▶ _What you will do_: Print each record exactly, with no word added or removed.

(Records shown Opens)

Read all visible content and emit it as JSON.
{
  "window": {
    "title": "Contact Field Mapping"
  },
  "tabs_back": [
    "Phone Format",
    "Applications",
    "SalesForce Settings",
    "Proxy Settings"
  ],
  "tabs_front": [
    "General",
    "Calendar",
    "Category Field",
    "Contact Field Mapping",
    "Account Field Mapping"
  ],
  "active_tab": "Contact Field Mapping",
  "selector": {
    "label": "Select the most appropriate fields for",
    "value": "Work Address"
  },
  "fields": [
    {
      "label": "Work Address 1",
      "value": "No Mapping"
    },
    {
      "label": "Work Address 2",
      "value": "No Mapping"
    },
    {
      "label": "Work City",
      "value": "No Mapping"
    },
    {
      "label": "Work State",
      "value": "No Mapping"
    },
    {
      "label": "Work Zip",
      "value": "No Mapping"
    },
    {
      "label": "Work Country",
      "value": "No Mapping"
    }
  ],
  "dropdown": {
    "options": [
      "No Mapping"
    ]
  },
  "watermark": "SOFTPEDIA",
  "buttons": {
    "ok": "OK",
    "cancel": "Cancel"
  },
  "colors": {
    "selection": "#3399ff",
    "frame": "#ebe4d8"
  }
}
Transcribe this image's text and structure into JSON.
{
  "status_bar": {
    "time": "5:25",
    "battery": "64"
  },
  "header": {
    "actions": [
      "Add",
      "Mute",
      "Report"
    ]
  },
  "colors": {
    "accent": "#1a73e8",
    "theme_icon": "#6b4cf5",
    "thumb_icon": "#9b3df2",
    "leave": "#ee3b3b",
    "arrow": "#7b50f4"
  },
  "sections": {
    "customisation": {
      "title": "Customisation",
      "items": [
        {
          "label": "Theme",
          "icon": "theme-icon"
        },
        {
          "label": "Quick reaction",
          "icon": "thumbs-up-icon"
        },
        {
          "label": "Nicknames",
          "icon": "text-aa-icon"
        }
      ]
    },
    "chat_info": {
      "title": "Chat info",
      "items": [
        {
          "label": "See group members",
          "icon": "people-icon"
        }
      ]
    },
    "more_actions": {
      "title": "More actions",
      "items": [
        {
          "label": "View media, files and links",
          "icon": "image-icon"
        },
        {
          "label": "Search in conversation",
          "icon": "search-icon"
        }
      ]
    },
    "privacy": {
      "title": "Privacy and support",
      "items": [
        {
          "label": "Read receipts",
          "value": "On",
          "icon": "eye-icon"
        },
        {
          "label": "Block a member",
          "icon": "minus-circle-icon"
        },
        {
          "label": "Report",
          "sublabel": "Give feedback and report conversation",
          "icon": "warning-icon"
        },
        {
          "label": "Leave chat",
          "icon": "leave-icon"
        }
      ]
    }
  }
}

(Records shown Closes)

▶ _Result for this exercise_:
Read all visible content and emit it as JSON.
{
  "window": {
    "title": "Contact Field Mapping"
  },
  "tabs_back": [
    "Phone Format",
    "Applications",
    "SalesForce Settings",
    "Proxy Settings"
  ],
  "tabs_front": [
    "General",
    "Calendar",
    "Category Field",
    "Contact Field Mapping",
    "Account Field Mapping"
  ],
  "active_tab": "Contact Field Mapping",
  "selector": {
    "label": "Select the most appropriate fields for",
    "value": "Work Address"
  },
  "fields": [
    {
      "label": "Work Address 1",
      "value": "No Mapping"
    },
    {
      "label": "Work Address 2",
      "value": "No Mapping"
    },
    {
      "label": "Work City",
      "value": "No Mapping"
    },
    {
      "label": "Work State",
      "value": "No Mapping"
    },
    {
      "label": "Work Zip",
      "value": "No Mapping"
    },
    {
      "label": "Work Country",
      "value": "No Mapping"
    }
  ],
  "dropdown": {
    "options": [
      "No Mapping"
    ]
  },
  "watermark": "SOFTPEDIA",
  "buttons": {
    "ok": "OK",
    "cancel": "Cancel"
  },
  "colors": {
    "selection": "#3399ff",
    "frame": "#ebe4d8"
  }
}
Transcribe this image's text and structure into JSON.
{
  "status_bar": {
    "time": "5:25",
    "battery": "64"
  },
  "header": {
    "actions": [
      "Add",
      "Mute",
      "Report"
    ]
  },
  "colors": {
    "accent": "#1a73e8",
    "theme_icon": "#6b4cf5",
    "thumb_icon": "#9b3df2",
    "leave": "#ee3b3b",
    "arrow": "#7b50f4"
  },
  "sections": {
    "customisation": {
      "title": "Customisation",
      "items": [
        {
          "label": "Theme",
          "icon": "theme-icon"
        },
        {
          "label": "Quick reaction",
          "icon": "thumbs-up-icon"
        },
        {
          "label": "Nicknames",
          "icon": "text-aa-icon"
        }
      ]
    },
    "chat_info": {
      "title": "Chat info",
      "items": [
        {
          "label": "See group members",
          "icon": "people-icon"
        }
      ]
    },
    "more_actions": {
      "title": "More actions",
      "items": [
        {
          "label": "View media, files and links",
          "icon": "image-icon"
        },
        {
          "label": "Search in conversation",
          "icon": "search-icon"
        }
      ]
    },
    "privacy": {
      "title": "Privacy and support",
      "items": [
        {
          "label": "Read receipts",
          "value": "On",
          "icon": "eye-icon"
        },
        {
          "label": "Block a member",
          "icon": "minus-circle-icon"
        },
        {
          "label": "Report",
          "sublabel": "Give feedback and report conversation",
          "icon": "warning-icon"
        },
        {
          "label": "Leave chat",
          "icon": "leave-icon"
        }
      ]
    }
  }
}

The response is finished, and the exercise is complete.